> [Task item]: The records sit below. Return every line in them that holds the word "title".

=== Begin Enclosure ===

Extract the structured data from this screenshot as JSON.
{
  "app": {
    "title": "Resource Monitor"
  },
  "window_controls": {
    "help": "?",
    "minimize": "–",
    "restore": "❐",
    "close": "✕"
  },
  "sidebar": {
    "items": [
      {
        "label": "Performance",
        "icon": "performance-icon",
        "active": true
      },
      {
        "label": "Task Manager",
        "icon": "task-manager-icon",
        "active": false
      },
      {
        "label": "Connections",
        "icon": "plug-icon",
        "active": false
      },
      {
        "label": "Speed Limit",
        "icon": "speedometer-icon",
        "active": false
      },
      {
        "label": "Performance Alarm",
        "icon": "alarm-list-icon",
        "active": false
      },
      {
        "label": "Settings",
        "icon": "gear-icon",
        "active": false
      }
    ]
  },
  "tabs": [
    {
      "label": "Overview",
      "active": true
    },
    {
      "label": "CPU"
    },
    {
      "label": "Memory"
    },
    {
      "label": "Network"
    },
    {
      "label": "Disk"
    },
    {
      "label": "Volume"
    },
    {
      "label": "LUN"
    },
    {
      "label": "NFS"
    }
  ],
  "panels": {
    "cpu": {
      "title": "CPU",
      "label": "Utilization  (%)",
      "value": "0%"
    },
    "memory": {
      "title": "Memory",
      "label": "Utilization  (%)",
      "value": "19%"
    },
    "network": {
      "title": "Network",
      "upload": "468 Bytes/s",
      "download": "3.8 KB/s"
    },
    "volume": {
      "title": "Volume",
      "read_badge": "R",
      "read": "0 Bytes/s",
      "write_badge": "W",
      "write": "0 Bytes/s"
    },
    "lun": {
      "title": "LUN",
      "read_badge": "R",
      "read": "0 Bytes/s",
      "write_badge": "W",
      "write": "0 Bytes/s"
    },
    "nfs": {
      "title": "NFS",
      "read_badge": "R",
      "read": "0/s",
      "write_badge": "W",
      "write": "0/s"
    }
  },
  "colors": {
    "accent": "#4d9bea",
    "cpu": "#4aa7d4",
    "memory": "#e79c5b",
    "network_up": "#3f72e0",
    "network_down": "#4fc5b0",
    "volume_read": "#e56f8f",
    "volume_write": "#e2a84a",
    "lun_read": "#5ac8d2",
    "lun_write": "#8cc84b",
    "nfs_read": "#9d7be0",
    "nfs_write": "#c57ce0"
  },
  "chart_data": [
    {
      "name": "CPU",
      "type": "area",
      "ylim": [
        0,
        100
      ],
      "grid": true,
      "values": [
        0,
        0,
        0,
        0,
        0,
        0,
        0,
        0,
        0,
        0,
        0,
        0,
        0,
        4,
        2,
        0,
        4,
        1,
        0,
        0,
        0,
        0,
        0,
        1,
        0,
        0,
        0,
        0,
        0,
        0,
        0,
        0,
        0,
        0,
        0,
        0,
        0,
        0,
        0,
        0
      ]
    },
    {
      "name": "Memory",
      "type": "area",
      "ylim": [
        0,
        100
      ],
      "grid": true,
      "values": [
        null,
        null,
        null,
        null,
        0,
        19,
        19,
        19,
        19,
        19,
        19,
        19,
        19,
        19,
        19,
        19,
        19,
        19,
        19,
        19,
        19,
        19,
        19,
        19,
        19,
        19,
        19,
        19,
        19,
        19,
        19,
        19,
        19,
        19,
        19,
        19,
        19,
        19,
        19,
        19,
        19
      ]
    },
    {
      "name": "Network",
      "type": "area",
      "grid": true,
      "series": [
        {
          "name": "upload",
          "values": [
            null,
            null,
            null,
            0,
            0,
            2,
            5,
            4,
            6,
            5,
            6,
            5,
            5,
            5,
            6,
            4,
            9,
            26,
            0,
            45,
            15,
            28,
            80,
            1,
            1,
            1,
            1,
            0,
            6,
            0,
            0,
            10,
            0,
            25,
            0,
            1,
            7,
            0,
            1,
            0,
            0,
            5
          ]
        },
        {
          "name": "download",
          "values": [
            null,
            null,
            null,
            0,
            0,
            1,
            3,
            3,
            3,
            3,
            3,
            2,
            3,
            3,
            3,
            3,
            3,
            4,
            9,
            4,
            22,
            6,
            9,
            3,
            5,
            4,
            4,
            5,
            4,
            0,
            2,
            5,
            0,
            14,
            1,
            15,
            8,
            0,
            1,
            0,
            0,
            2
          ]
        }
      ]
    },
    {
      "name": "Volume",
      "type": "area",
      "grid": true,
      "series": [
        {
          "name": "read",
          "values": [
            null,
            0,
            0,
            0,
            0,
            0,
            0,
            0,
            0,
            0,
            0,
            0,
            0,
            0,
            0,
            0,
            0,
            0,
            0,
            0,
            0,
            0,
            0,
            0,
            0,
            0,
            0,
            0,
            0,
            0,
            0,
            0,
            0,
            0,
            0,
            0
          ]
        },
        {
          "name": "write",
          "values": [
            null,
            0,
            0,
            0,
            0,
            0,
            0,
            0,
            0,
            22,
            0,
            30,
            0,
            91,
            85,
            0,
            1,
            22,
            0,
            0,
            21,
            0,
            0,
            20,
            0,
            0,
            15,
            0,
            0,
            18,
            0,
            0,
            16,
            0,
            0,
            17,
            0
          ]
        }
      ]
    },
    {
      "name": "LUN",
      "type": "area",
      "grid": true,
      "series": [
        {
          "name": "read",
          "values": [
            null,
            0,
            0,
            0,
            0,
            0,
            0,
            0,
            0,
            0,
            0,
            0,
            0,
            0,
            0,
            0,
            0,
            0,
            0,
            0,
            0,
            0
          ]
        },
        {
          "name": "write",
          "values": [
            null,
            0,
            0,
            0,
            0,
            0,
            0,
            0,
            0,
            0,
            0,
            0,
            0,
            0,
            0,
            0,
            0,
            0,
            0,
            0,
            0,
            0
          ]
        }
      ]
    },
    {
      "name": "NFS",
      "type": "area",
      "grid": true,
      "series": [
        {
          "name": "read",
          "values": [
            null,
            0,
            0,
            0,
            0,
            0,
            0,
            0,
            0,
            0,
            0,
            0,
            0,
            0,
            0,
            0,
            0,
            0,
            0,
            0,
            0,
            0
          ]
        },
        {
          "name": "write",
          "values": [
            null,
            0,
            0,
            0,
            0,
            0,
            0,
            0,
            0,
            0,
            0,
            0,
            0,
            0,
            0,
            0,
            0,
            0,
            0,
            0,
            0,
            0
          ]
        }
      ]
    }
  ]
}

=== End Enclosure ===

> [Exercise solution]:
    "title": "Resource Monitor"
      "title": "CPU",
      "title": "Memory",
      "title": "Network",
      "title": "Volume",
      "title": "LUN",
      "title": "NFS",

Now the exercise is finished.